The stadium is proposed to have 6,200 fixed seats, 25 luxury suites, picnic-style areas along grassy berms and amenities in common areas, including a party deck along the first-base line.
The overall ballpark project, however, extends beyond the stadium, capturing redevelopment opportunities south to the Burlington Northern and Santa Fe Railroad tracks and a good portion of the city blocks to the west toward Detroit Avenue.
The site connects the Greenwood District to the Blue Dome and Brady districts, which have seen private entertainment and restaurant development.
In late June, Taylor and ballpark backers said the project would cost $60 million, which includes construction of the stadium and acquisition of the surrounding land. They said the land would be sold to the trust at cost and the revenue from redeveloping those properties would go to pay off debt or long-term maintenance of the stadium.
Of the $60 million, private donors have pledged $30 million, another $25 million would be generated from a downtown property assessment district and $5 million would come from the Drillers' lease.
Lamson said during the news conference that he is excited about moving to downtown — "back here near where professional baseball started in Tulsa about 100 years ago."
He said he is committed to keeping "the great family atmosphere" that the team has provided through its years at the county fairgrounds.
Lamson said the Drillers will manage the stadium year-round, which will include other events such as concerts and holiday activities.
The objective is to generate more traffic to downtown and to boost the revitalization of the downtown area, Lamson said. The ballpark will bring an estimated 400,000 people downtown annually, Taylor said.
Officials have said the goal is to have 100 days of entertainment at the stadium, which includes 70 Drillers home games.
Lamson said prior to the news conference that whatever event happens at the stadium, it is important that the integrity of the playing surface be protected, a key element of the Drillers' relationship with its Major League parent team, the Colorado Rockies.
"I plan to maintain it to be the best (ballpark) in the Texas League, if not in all of the minor leagues," he said.
Taylor said having a multipurpose facility is in everyone's best interest. She said there should be as many events as possible to complement Drillers baseball.
Lamson said the length of the lease would be a minimum of 20 years and no longer than 30 years, at which time a downtown assessment fee helping to fund the ballpark will expire.
Lamson said that if he decides to sell the franchise, the trust has the right to make the first offer to purchase the Drillers.
The lease also would require annual capital contributions from both the Drillers and the trust to support maintenance of the ballpark, and provisions for both parties to share revenues from non-baseball events, according to a release from the mayor's office.

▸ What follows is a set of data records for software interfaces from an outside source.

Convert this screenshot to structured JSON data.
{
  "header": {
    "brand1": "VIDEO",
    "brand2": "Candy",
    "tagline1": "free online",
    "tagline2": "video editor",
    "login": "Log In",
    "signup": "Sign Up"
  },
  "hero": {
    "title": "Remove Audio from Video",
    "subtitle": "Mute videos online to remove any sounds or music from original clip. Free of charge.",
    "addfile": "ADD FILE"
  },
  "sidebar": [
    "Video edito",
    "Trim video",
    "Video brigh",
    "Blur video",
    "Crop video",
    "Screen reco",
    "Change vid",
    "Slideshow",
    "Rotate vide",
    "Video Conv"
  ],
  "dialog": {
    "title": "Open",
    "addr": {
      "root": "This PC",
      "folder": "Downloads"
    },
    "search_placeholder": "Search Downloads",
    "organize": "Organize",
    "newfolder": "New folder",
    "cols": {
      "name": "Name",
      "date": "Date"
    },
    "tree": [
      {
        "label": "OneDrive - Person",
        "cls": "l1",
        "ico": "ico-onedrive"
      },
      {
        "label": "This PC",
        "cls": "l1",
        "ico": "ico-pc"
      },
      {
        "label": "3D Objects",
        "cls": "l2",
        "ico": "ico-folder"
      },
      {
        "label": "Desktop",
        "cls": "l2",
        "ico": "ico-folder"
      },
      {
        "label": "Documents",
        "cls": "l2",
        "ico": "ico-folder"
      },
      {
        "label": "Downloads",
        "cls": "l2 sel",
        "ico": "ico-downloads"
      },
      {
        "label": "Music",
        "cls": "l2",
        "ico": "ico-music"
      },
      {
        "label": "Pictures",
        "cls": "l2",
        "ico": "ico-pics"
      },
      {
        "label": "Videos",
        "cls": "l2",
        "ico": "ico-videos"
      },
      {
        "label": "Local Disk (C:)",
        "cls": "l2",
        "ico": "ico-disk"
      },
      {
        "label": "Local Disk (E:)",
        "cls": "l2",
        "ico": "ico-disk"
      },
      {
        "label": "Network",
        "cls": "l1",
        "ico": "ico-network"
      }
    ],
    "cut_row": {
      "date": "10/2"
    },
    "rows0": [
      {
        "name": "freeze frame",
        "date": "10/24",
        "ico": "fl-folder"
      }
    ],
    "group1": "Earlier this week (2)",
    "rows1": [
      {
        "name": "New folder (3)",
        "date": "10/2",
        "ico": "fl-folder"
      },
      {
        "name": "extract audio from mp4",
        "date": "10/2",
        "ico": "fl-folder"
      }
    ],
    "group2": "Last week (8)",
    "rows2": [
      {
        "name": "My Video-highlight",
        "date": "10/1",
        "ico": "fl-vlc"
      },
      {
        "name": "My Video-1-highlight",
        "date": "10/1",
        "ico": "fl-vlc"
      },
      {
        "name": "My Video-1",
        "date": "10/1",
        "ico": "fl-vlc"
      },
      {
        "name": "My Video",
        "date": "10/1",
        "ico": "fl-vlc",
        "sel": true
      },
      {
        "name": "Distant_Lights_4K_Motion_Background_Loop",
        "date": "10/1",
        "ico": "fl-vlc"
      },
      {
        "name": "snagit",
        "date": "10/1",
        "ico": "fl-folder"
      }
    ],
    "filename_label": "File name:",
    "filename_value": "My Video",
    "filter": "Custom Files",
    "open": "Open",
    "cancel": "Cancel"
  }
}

Taylor said the ballpark is "proof positive that Tulsa is on the move."
"This is another great step toward turning a business-centric center into a vibrant urban district that is no longer dead after dusk," Mike Neal, president and CEO of the Tulsa Metro Chamber, said in a statement e-mailed to the Tulsa World.
"Additional draws, such as a baseball stadium, to the downtown area will increase the pace of development and is a complement to the existing public and private investment in the BOK Center," Neal said. "We look forward to working with the City Council and Mayor Taylor's office to finalize the formation of the trust."
Gomez, who represents the downtown area, said the issue never has been "just about baseball, but the totality of the downtown development."
"Tulsans are going to open their eyes in a few years and ask, 'When did this all happen?' "
- City Council approval
of the creation of a public
trust that will own baseball
stadium, receive private
donations and oversee redevelopment
- Stadium trust and Drillers
- Stadium design finalized.
- Break ground this fall.
- Complete project in time
for 2010 baseball season.
P.J. Lassek 581-8382
Chuck Lamson of the Tulsa Drillers announces a tentativeagreement Saturday to terms of a lease for a downtown baseballstadium.